The infusion of Polish blood into the Swedish royal lineage that begun with Catherine would cause considerable strife after her death in the context of the ongoing European wars of religion. Her son Sigismund inherited the thrones of both the Polish-Lithuanian Commonwealth (in 1587) and Sweden (in 1592), but ruled the latter only seven years before being deposed in 1599. Sigismund and his descendants, as Catholic kings, would continue to lay claim to de facto Protestant Sweden over the following century. The succession dispute contributed to the outbreak of several destructive wars until a massive Swedish invasion in the 1650s (known as the Deluge) nearly broke up the Polish-Lithuanian Commonwealth. Polish claims to the Swedish throne were finally relinquished in the 1660 Treaty of Oliva.
The image of Catherine Jagiellon enjoyed a resurgence in 19th and 20th century Finnish culture and art.
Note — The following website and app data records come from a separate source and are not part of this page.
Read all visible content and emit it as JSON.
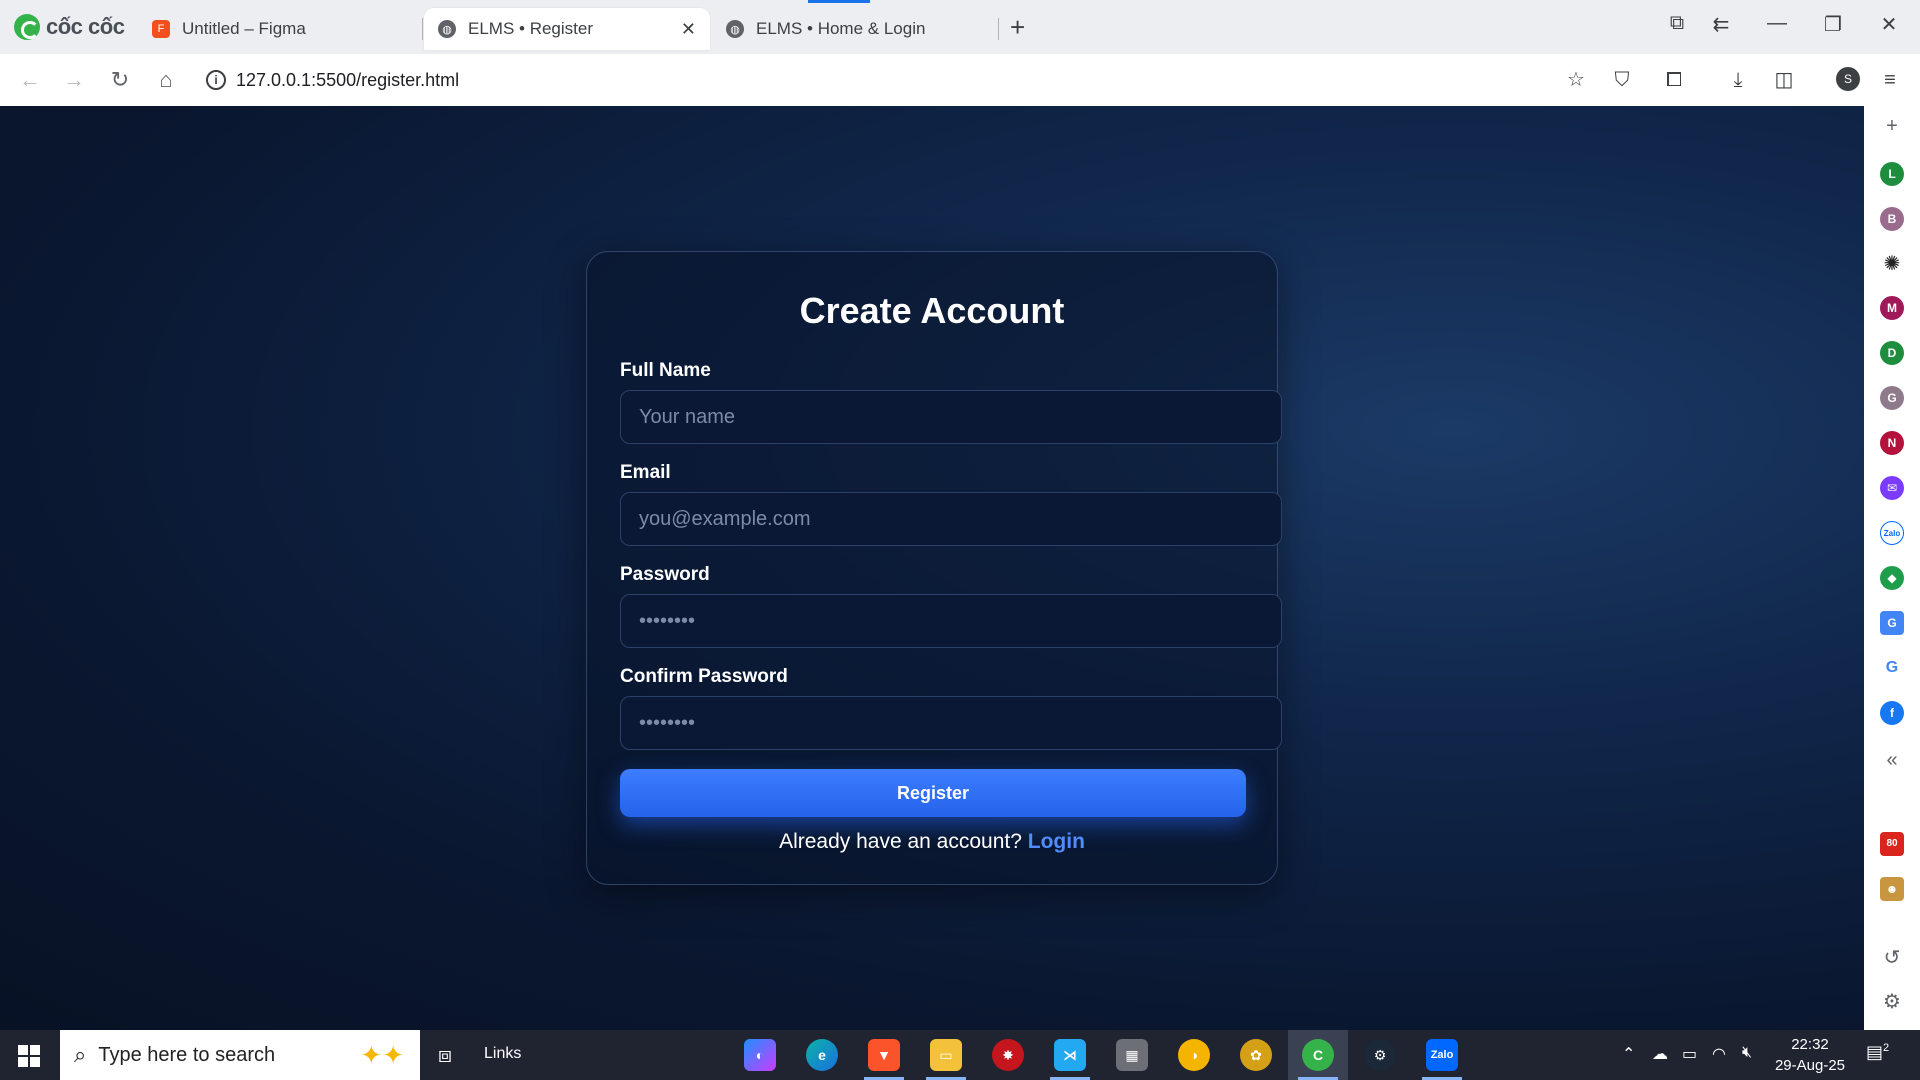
{
  "browser": {
    "brand": "cốc cốc",
    "tabs": [
      {
        "title": "Untitled – Figma",
        "active": false
      },
      {
        "title": "ELMS • Register",
        "active": true
      },
      {
        "title": "ELMS • Home & Login",
        "active": false
      }
    ],
    "url": "127.0.0.1:5500/register.html"
  },
  "page": {
    "title": "Create Account",
    "fields": [
      {
        "label": "Full Name",
        "placeholder": "Your name",
        "type": "text"
      },
      {
        "label": "Email",
        "placeholder": "you@example.com",
        "type": "email"
      },
      {
        "label": "Password",
        "placeholder": "••••••••",
        "type": "password"
      },
      {
        "label": "Confirm Password",
        "placeholder": "••••••••",
        "type": "password"
      }
    ],
    "register_label": "Register",
    "login_prompt": "Already have an account?",
    "login_link": "Login"
  },
  "side_panel": {
    "avatars": [
      {
        "letter": "L",
        "color": "#1e8e3e"
      },
      {
        "letter": "B",
        "color": "#9b6b8e"
      },
      {
        "letter": "M",
        "color": "#a01a5a"
      },
      {
        "letter": "D",
        "color": "#1e8e3e"
      },
      {
        "letter": "G",
        "color": "#8e7a8a"
      },
      {
        "letter": "N",
        "color": "#b3123c"
      }
    ],
    "icons": [
      "openai-icon",
      "messenger-icon",
      "zalo-icon",
      "game-icon",
      "translate-icon",
      "google-icon",
      "facebook-icon"
    ]
  },
  "taskbar": {
    "search_placeholder": "Type here to search",
    "links_label": "Links",
    "time": "22:32",
    "date": "29-Aug-25",
    "notification_count": "2"
  }
}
John and Catherine were the only Swedish monarchs to reside in the Finnish part of the Swedish realm for any length of time, and their alleged fondness for the land inspired Finnish nationalists. The religious issues that made Catherine unpopular with her contemporaries were by then long obsolete, and it has instead become traditional to depict her as a compassionate and loyal queen.
|Ancestors of Catherine Jagellon|
|Wikimedia Commons has media related to Catherine Jagellonica of Poland.|
- Eriksson 2007, p. 52.
- Eriksson, Bo (2007). Lützen 1632. Norstedts Pocket, Stockholm. ISBN 978-91-7263-790-0. In Swedish.
- Lindqvist, Herman (1997). Historien om Sverige; Gustav Vasa och hans söner och döttrar. In Swedish.
- Ohlmarks, Åke (1979). Alla Sveriges drottningar. In Swedish.
- Signum svenska kulturhistoria: Renässansen (The Renaissance) (2005)
- Tiitta, Allan & Zetterberg, Seppo (eds, 1992). Suomi kautta aikojen.
Catherine JagellonBorn: 1 November 1526 Died: 16 September 1583
|Queen consort of Sweden